*Aim of the exercise:* Read the data below line by line and copy each one with "true" in it.

= = = = = = =

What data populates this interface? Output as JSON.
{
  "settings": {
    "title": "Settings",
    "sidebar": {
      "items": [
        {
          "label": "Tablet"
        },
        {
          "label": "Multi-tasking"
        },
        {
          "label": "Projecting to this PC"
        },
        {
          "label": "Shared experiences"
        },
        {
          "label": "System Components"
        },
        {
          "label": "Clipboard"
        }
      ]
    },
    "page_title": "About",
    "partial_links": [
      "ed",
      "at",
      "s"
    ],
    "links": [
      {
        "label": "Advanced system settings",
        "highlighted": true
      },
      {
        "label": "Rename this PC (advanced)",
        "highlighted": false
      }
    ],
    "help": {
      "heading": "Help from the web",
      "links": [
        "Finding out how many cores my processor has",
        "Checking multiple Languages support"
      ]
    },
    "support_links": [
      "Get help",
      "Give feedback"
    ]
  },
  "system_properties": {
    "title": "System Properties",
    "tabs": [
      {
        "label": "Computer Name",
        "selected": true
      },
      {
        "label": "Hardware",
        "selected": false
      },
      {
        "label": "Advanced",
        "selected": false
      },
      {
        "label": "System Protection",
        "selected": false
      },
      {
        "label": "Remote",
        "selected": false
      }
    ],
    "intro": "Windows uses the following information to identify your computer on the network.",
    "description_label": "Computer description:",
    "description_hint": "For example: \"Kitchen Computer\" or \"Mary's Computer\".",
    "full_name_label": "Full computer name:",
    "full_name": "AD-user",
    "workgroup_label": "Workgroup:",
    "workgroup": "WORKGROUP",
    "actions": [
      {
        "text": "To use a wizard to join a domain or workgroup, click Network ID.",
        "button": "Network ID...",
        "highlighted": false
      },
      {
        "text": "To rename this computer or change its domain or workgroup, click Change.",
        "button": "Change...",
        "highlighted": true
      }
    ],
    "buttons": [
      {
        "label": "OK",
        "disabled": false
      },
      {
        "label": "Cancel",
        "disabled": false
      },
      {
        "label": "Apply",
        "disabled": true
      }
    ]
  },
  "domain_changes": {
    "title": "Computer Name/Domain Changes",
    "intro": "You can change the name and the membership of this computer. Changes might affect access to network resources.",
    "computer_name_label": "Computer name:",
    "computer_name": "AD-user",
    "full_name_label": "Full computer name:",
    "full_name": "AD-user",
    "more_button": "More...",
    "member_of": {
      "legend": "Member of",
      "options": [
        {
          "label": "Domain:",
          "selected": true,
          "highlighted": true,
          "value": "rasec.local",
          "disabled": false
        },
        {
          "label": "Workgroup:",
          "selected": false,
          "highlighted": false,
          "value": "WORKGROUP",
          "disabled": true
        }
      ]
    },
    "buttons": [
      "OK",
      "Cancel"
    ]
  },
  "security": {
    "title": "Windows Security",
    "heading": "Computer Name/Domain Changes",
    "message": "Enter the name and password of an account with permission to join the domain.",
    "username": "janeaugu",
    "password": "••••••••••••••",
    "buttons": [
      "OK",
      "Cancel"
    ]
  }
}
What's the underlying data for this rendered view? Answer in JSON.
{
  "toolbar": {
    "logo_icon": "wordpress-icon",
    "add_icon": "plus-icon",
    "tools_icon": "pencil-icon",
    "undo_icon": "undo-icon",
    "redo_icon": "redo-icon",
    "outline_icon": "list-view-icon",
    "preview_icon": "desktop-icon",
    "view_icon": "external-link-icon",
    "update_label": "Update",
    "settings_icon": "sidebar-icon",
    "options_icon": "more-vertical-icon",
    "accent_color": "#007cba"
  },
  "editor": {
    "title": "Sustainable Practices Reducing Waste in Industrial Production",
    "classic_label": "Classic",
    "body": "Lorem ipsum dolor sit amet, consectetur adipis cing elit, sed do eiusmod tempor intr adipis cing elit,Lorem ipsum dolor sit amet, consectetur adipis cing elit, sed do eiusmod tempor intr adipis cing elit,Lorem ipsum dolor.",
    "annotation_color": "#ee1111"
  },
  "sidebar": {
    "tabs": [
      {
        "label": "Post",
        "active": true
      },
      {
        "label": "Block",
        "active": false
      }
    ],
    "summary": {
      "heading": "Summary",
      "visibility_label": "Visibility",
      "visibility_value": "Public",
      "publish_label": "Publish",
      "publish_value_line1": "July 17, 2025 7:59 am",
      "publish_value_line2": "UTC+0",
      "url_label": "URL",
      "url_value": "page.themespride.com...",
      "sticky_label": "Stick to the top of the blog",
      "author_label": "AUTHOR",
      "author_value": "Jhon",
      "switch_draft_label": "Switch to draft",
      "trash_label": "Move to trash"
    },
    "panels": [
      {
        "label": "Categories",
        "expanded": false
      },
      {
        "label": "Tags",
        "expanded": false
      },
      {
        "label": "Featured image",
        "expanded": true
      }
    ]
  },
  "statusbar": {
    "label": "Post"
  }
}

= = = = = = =

*Solution to the exercise:*
        "highlighted": true
        "selected": true
        "highlighted": true
        "disabled": true
          "selected": true,
          "highlighted": true,
          "disabled": true
        "active": true
        "expanded": true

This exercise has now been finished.